- High quality 100% employee paid healthcare with co-pays capped at $10, dental, vision, and life insurance, as well as improvement to mental health service access
- Full-time status for those who work an average of 32 hours per week
- A “fair process to obtain” overtime and vacation “without favoritism”
- Guaranteed faster accrual of vacation time
- More sick days and more holidays
Among other things. These items are not only being demanded for economic reasons but also to fight “sexual and racial harassment.”
— Starbucks Workers United (@SBWorkersUnited) November 16, 2023
Workers are reportedly on strike in Cleveland, New York City, Philadelphia, Richmond, and Washington, D.C. In New York, union representatives said they have workers planning to strike at six stores across the city and three on Long Island.
Last year, the union also held a strike on Red Cup Day. But this year far more stores have been organized ahead of time.
Starbucks has said it prefers to deal with employment matters through direct relationships with workers rather than through the mediation of a union. In October, a judge ruled that Starbucks founder and former CEO Howard Schultz violated federal law by “threatening” a union-supporting barista by telling them to “go work for another company.”

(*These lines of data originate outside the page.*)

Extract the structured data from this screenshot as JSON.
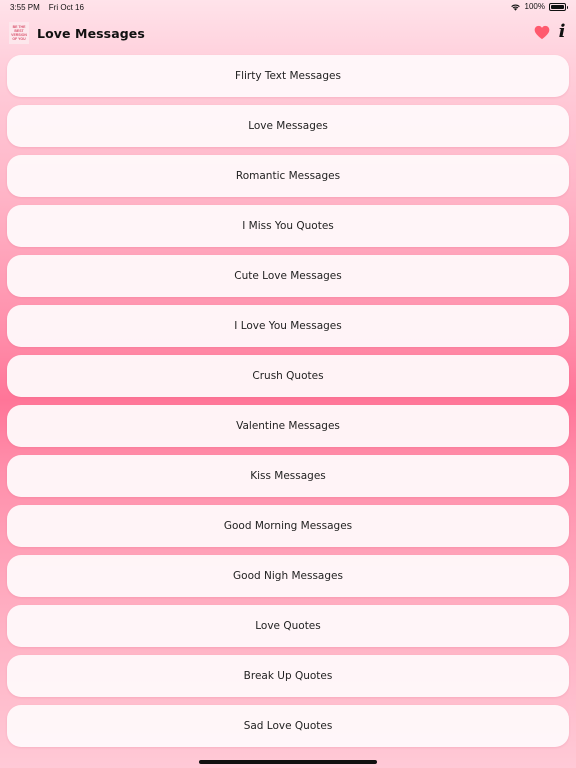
{
  "status_bar": {
    "time": "3:55 PM",
    "date": "Fri Oct 16",
    "battery": "100%",
    "battery_level": 1.0
  },
  "header": {
    "logo_text": [
      "BE THE",
      "BEST",
      "VERSION",
      "OF YOU"
    ],
    "title": "Love Messages",
    "icons": {
      "favorites": "heart-icon",
      "info": "info-icon"
    },
    "heart_color": "#ff5a6e"
  },
  "menu": {
    "items": [
      "Flirty Text Messages",
      "Love Messages",
      "Romantic Messages",
      "I Miss You Quotes",
      "Cute Love Messages",
      "I Love You Messages",
      "Crush Quotes",
      "Valentine Messages",
      "Kiss Messages",
      "Good Morning Messages",
      "Good Nigh Messages",
      "Love Quotes",
      "Break Up Quotes",
      "Sad Love Quotes"
    ]
  }
}
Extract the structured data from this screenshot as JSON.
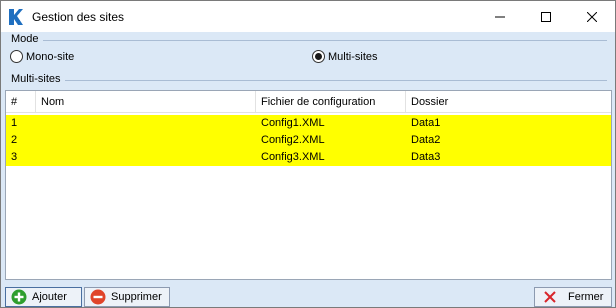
{
  "window": {
    "title": "Gestion des sites"
  },
  "mode": {
    "label": "Mode",
    "options": [
      {
        "label": "Mono-site",
        "selected": false
      },
      {
        "label": "Multi-sites",
        "selected": true
      }
    ]
  },
  "multisites": {
    "label": "Multi-sites",
    "columns": [
      "#",
      "Nom",
      "Fichier de configuration",
      "Dossier"
    ],
    "rows": [
      {
        "num": "1",
        "nom": "",
        "fichier": "Config1.XML",
        "dossier": "Data1"
      },
      {
        "num": "2",
        "nom": "",
        "fichier": "Config2.XML",
        "dossier": "Data2"
      },
      {
        "num": "3",
        "nom": "",
        "fichier": "Config3.XML",
        "dossier": "Data3"
      }
    ],
    "row_highlight_color": "#ffff00"
  },
  "buttons": {
    "add": "Ajouter",
    "delete": "Supprimer",
    "close": "Fermer"
  },
  "icons": {
    "logo": "app-k-logo-icon",
    "add": "green-plus-icon",
    "delete": "red-minus-icon",
    "close": "red-x-icon"
  }
}
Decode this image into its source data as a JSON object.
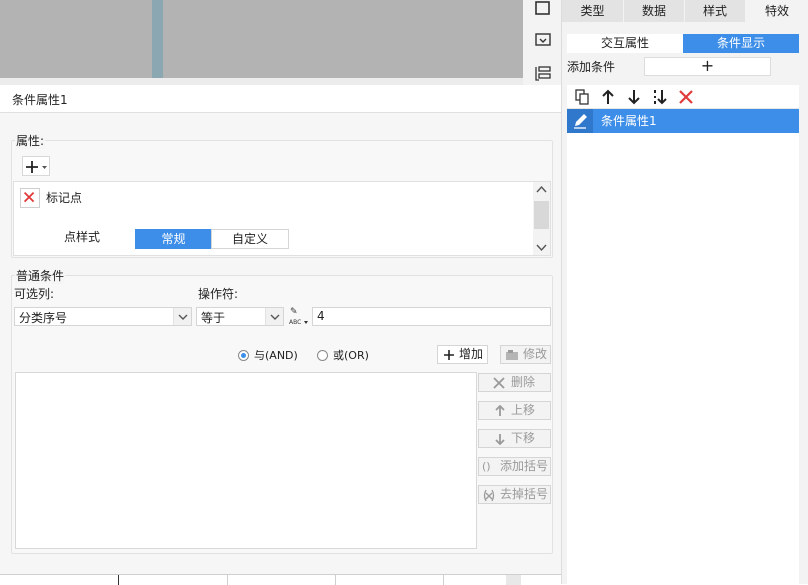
{
  "right_panel": {
    "tabs": [
      "类型",
      "数据",
      "样式",
      "特效"
    ],
    "active_tab": "特效",
    "segments": [
      "交互属性",
      "条件显示"
    ],
    "active_segment": "条件显示",
    "add_condition_label": "添加条件",
    "add_condition_button": "+",
    "list_items": [
      "条件属性1"
    ]
  },
  "dialog": {
    "title": "条件属性1",
    "attributes": {
      "group_label": "属性:",
      "item_label": "标记点",
      "point_style_label": "点样式",
      "style_options": [
        "常规",
        "自定义"
      ],
      "active_style": "常规"
    },
    "condition": {
      "group_label": "普通条件",
      "column_label": "可选列:",
      "column_value": "分类序号",
      "operator_label": "操作符:",
      "operator_value": "等于",
      "value": "4",
      "and_label": "与(AND)",
      "or_label": "或(OR)",
      "add_button": "增加",
      "modify_button": "修改",
      "delete_button": "删除",
      "move_up_button": "上移",
      "move_down_button": "下移",
      "add_bracket_button": "添加括号",
      "remove_bracket_button": "去掉括号",
      "selected_logic": "and"
    }
  },
  "colors": {
    "accent": "#3d8ee8",
    "canvas_gray": "#b3b3b3",
    "delete_red": "#e03a3a"
  }
}
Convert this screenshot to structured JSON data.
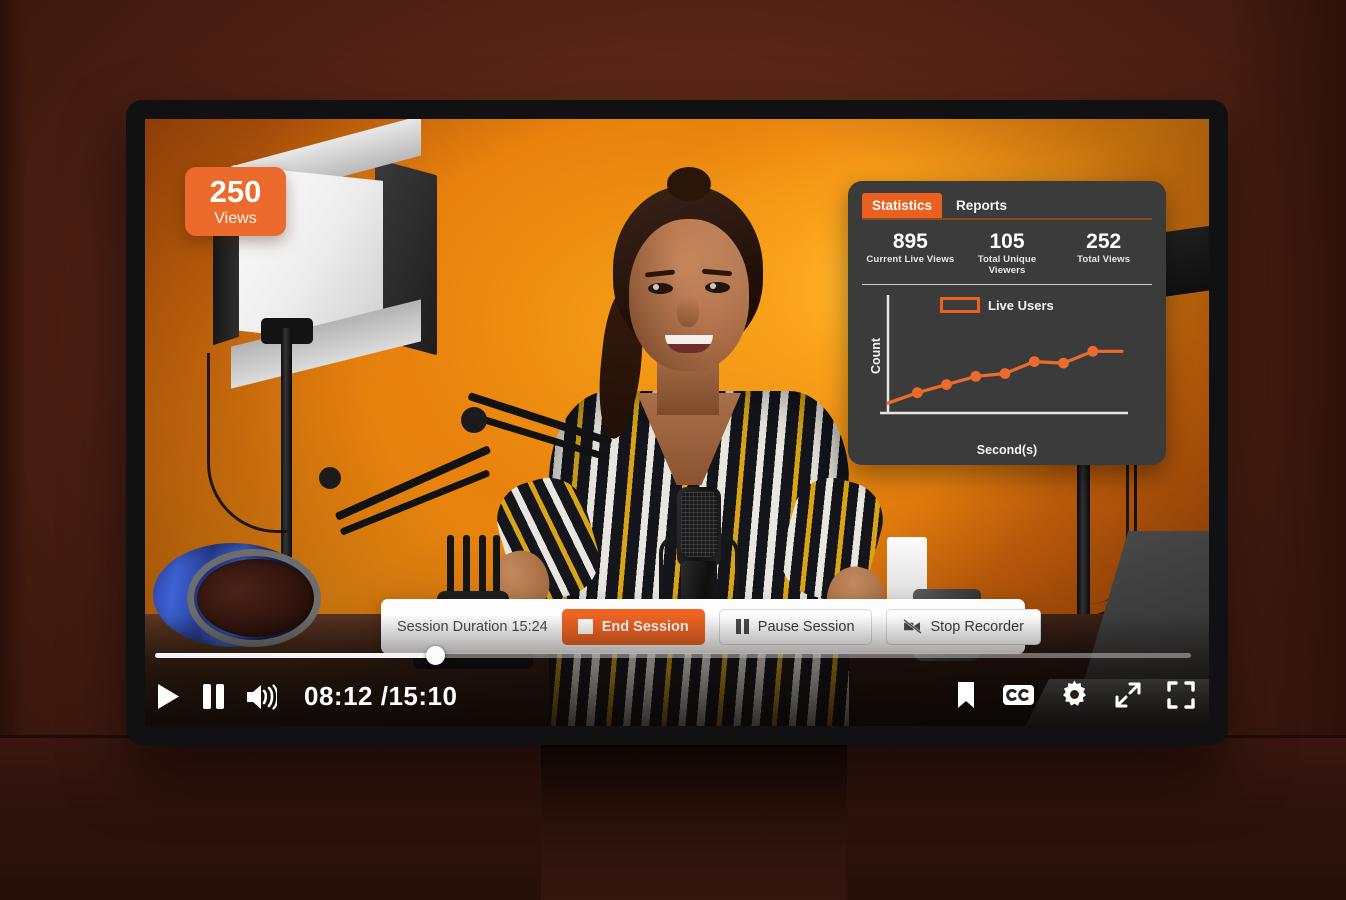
{
  "theme": {
    "accent_orange": "#ec6a2c",
    "button_orange": "#ef6423",
    "panel_dark": "#3b3b3b",
    "bg_maroon": "#4a1e14",
    "screen_orange": "#e8820d"
  },
  "views_badge": {
    "count": "250",
    "label": "Views"
  },
  "stats_panel": {
    "tabs": [
      {
        "label": "Statistics",
        "active": true
      },
      {
        "label": "Reports",
        "active": false
      }
    ],
    "metrics": [
      {
        "value": "895",
        "label": "Current Live Views"
      },
      {
        "value": "105",
        "label": "Total Unique Viewers"
      },
      {
        "value": "252",
        "label": "Total Views"
      }
    ]
  },
  "chart_data": {
    "type": "line",
    "title": "",
    "xlabel": "Second(s)",
    "ylabel": "Count",
    "legend": [
      "Live Users"
    ],
    "legend_position": "top-center",
    "grid": false,
    "series": [
      {
        "name": "Live Users",
        "color": "#ec6a2c",
        "x": [
          0,
          1,
          2,
          3,
          4,
          5,
          6,
          7,
          8
        ],
        "values": [
          8,
          22,
          33,
          44,
          48,
          64,
          62,
          78,
          78
        ]
      }
    ],
    "xlim": [
      0,
      8
    ],
    "ylim": [
      0,
      100
    ],
    "marker_count": 8
  },
  "session_bar": {
    "duration_text": "Session Duration 15:24",
    "buttons": [
      {
        "label": "End Session",
        "icon": "stop-square-icon",
        "style": "primary"
      },
      {
        "label": "Pause Session",
        "icon": "pause-icon",
        "style": "secondary"
      },
      {
        "label": "Stop Recorder",
        "icon": "camera-off-icon",
        "style": "secondary"
      }
    ]
  },
  "player": {
    "current_time": "08:12",
    "total_time": "15:10",
    "time_display": "08:12 /15:10",
    "progress_percent": 27,
    "left_controls": [
      "play-icon",
      "pause-icon",
      "volume-icon"
    ],
    "right_controls": [
      "bookmark-icon",
      "closed-caption-icon",
      "gear-icon",
      "expand-arrows-icon",
      "fullscreen-icon"
    ]
  }
}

Starbucks sued Starbucks Workers United in October for using its logo while voicing support for Palestine, claiming the union damaged the company’s reputation and enraged hundreds of consumers. The union counter-sued Starbucks for defaming them as supporters of terrorism, insisting on its right to use the company logo and name.